Given what's at stake each time your phone rings, this is a question worth asking yourself: "Could our staff use a refresher course on telephone skills and etiquette?"

Click here to learn about TelArt, a 35-minute CD that teaches your staff how to treat callers like the valuable customers or prospects they are. It may be the best $39 you ever spend.

Using Co-op Dollars for Your On Hold Marketing

Yes, On Hold Marketing helps you sell more products or services and makes it easier to build stronger long-term relationships with customers. But, this blog post is about generating immediate revenue from your On Hold Marketing (OHM) program itself.

One Company's Approach

Based in Columbia, South Carolina, Merritt Veterinary Supplies has been a BusinessVoice client since 2003. Tara Haltiwanger is the company's Marketing Manager and in charge of Merritt's OHM program.

Since she first started using our services, Tara has pursued vendor co-op dollars to cover the cost of Merritt's On Hold Marketing.

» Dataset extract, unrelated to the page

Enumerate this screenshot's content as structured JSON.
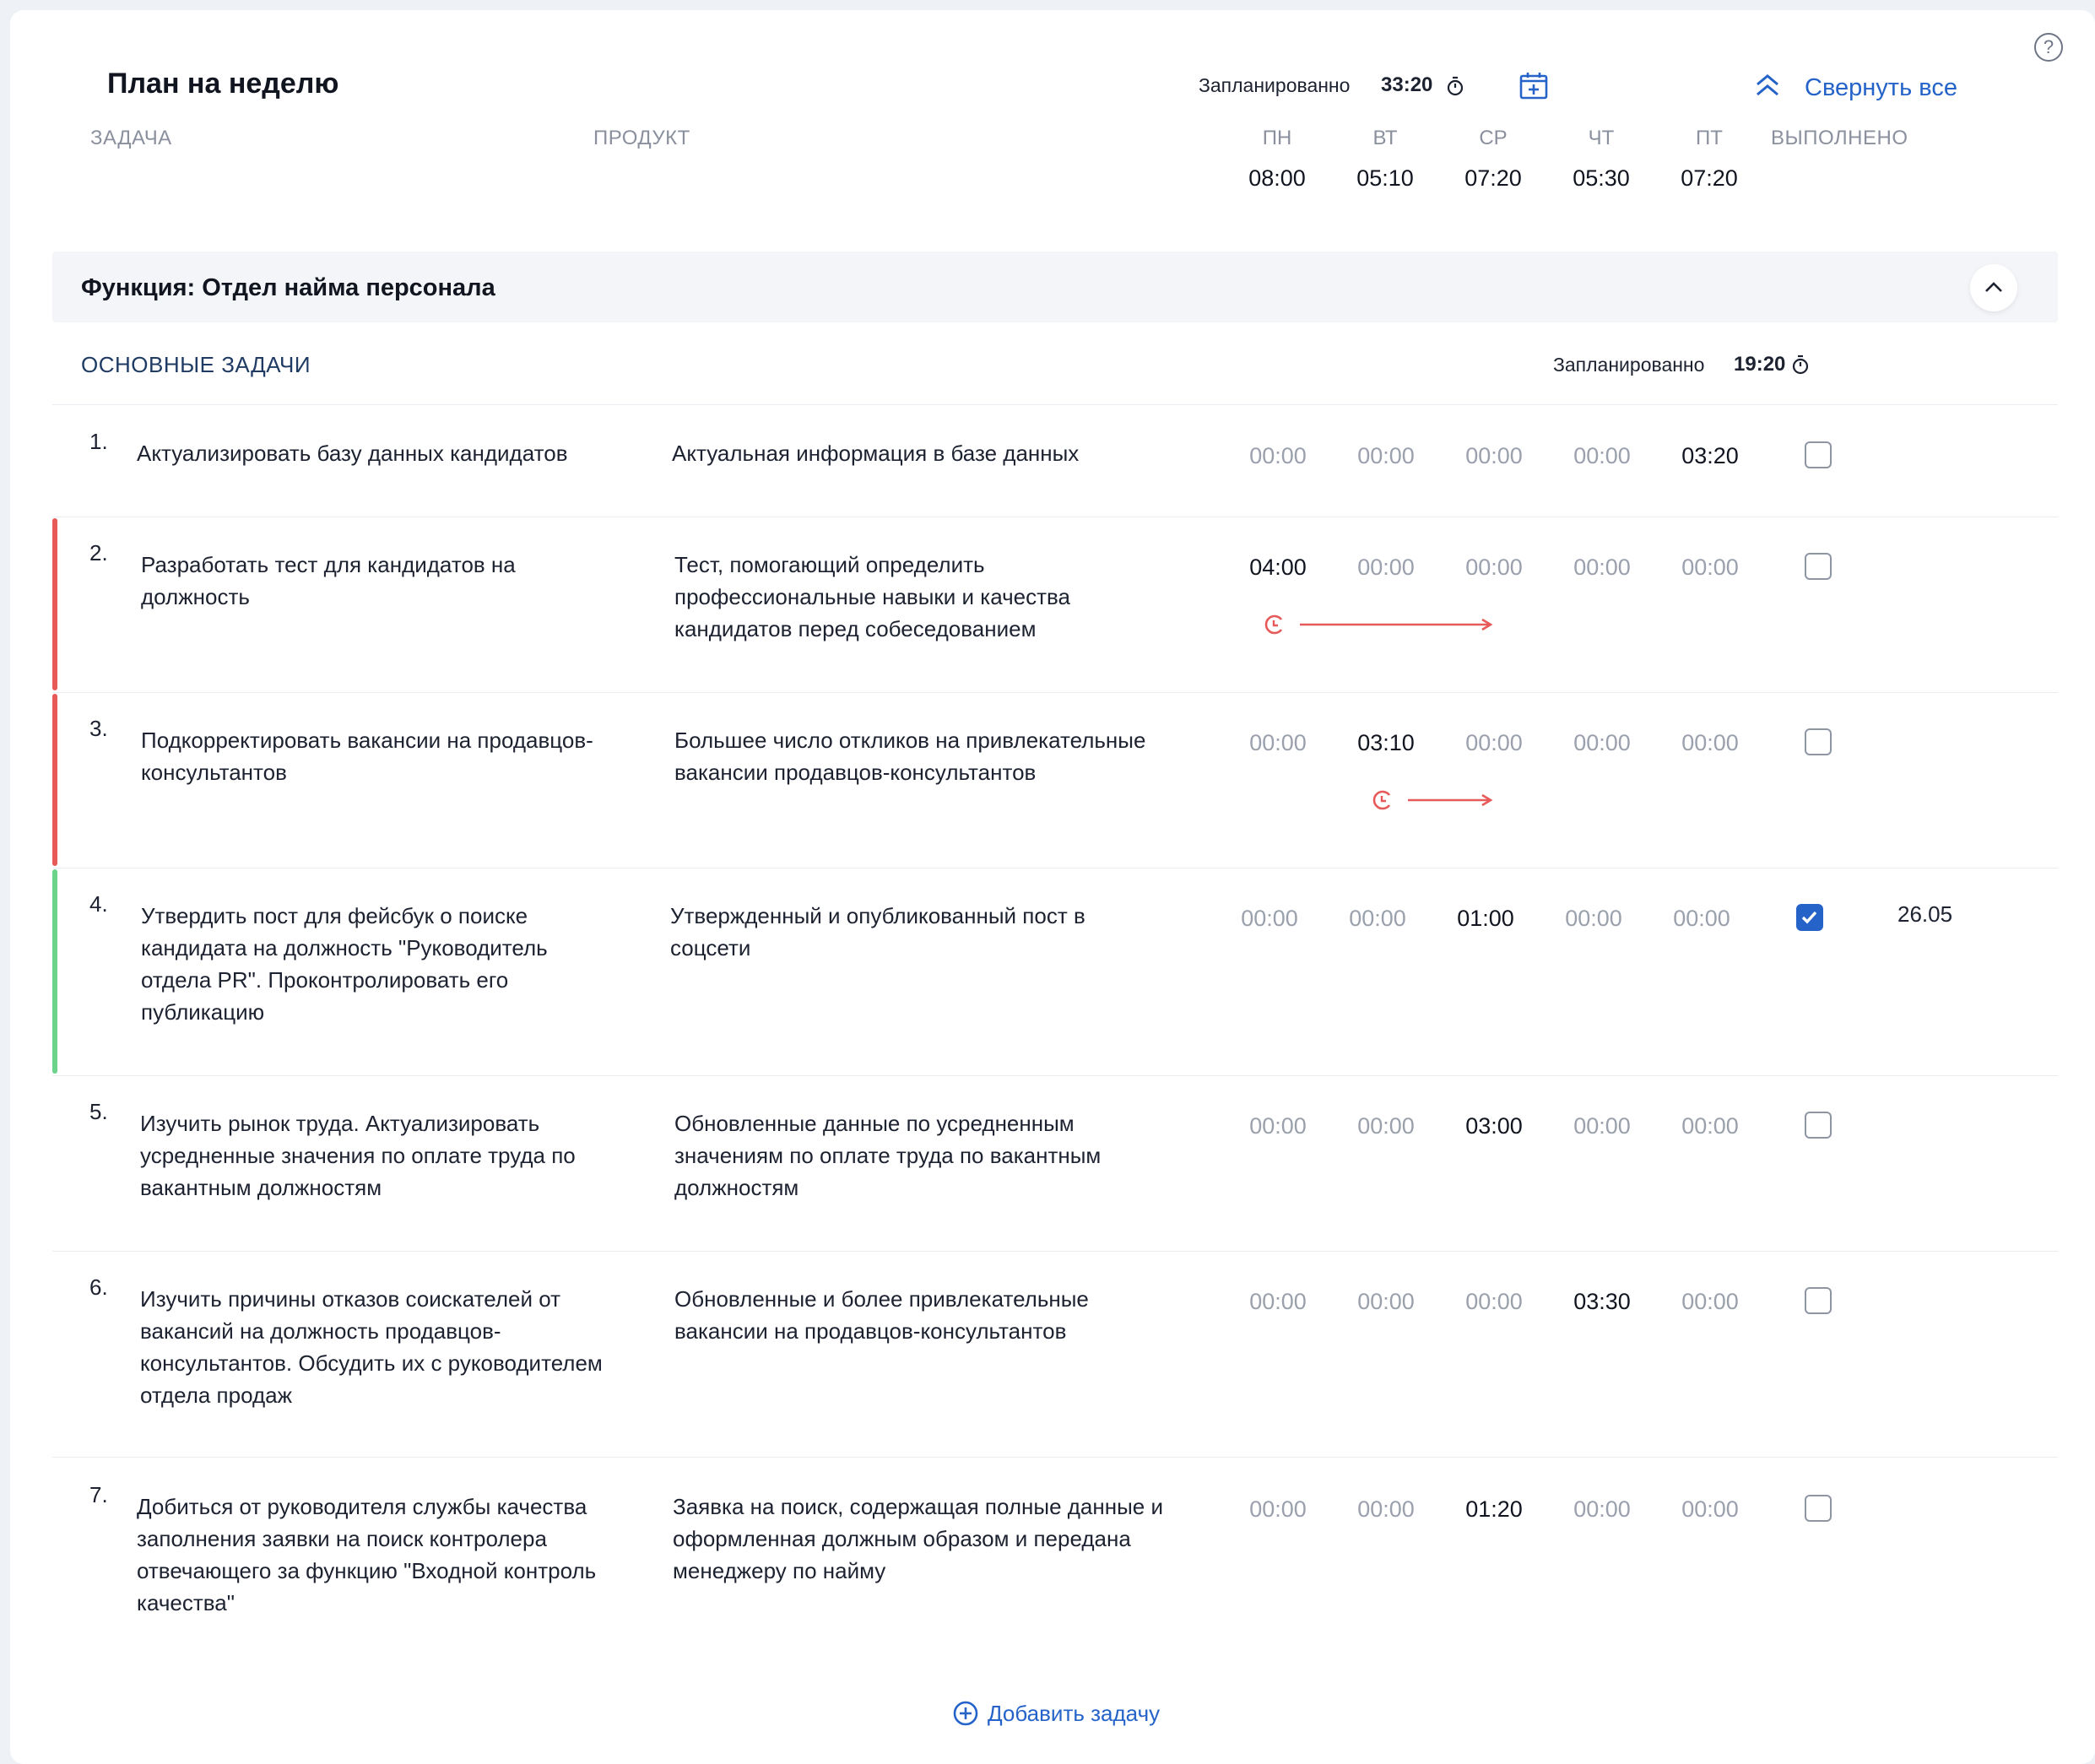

"When I began the marketing department for Merritt Vet, I added co-sponsorship programs to our print publications and On Hold Marketing program," wrote Tara. "Most companies in our industry expect it now. They either sign up for the year or they don't. If one of our suppliers doesn't renew, I open up the OHM space to other vendors. Most stick with the program as a means of low-cost advertising."





Here's How it Works

Merritt uses its On Hold Marketing to promote specific veterinary medicines and products. They charge between 8 and 10 participating vendors $450 each annually. That investment entitles every vendor to one message on each of Merritt's bi-monthly OHM productions. Participants enjoy one full year of exposure to a targeted audience that's calling Merritt Vet ready to buy.

By the way, the production updates are timed with the release of Merritt's sales flyers in order to reinforce the printed content.

Ready to Try It Yourself?

We love Tara's initiative. And we want to encourage you to consider a similar co-op program. In fact, we'll help you get started.

We can provide digital sell sheets that explain the cost-effective benefits of On Hold Marketing. We'll even brand them with your company logo and contact information. Then, just send them to your vendors and partners to begin building a co-op program that could easily pay for your On Hold Marketing program. You may even be able to turn your OHM into a profit center!

For more details on other ways we can help, talk with your BusinessVoice Account Manager. If you're not yet a BusinessVoice client, This email address is being protected from spambots. You need JavaScript enabled to view it. or call +1 800.473.9005.

Closed for the Holidays

Here's a reminder that's especially appropriate for the holiday season: Don't make your callers guess why your office or store is closed.

The Problem

A co-worker emailed this story to me on the Friday after Thanksgiving. "I called a company today and their office was closed, presumably for the holiday," she wrote. "But their phone system sent me immediately to the receptionist's voicemail, which made no mention of why they were closed, when they'd re-open, or when they might return my call."

She added that "the voicemail message didn't include the name of the company either, so I could have easily thought I had called the wrong number, and then tried to call again."

Don't frustrate your callers that way. Provide a great caller experience instead.



The Solution

If you'll be closed for a holiday, scheduled downtime, inventory, or any other reason, make sure your call processing announcements / call center recordings give callers all the information they'll need, including an alternate number they can call in the event of an emergency.

It's certainly not the best option, but if your telephone system sends callers to an individual's voicemail when your company is closed, please make sure that person updates the outgoing message as often as necessary to prevent caller confusion.

You may even want to use your website, social media or email to proactively inform customers when you'll be closed.

Talk with us about other solutions. Call +1 800.473.9005 or This email address is being protected from spambots. You need JavaScript enabled to view it..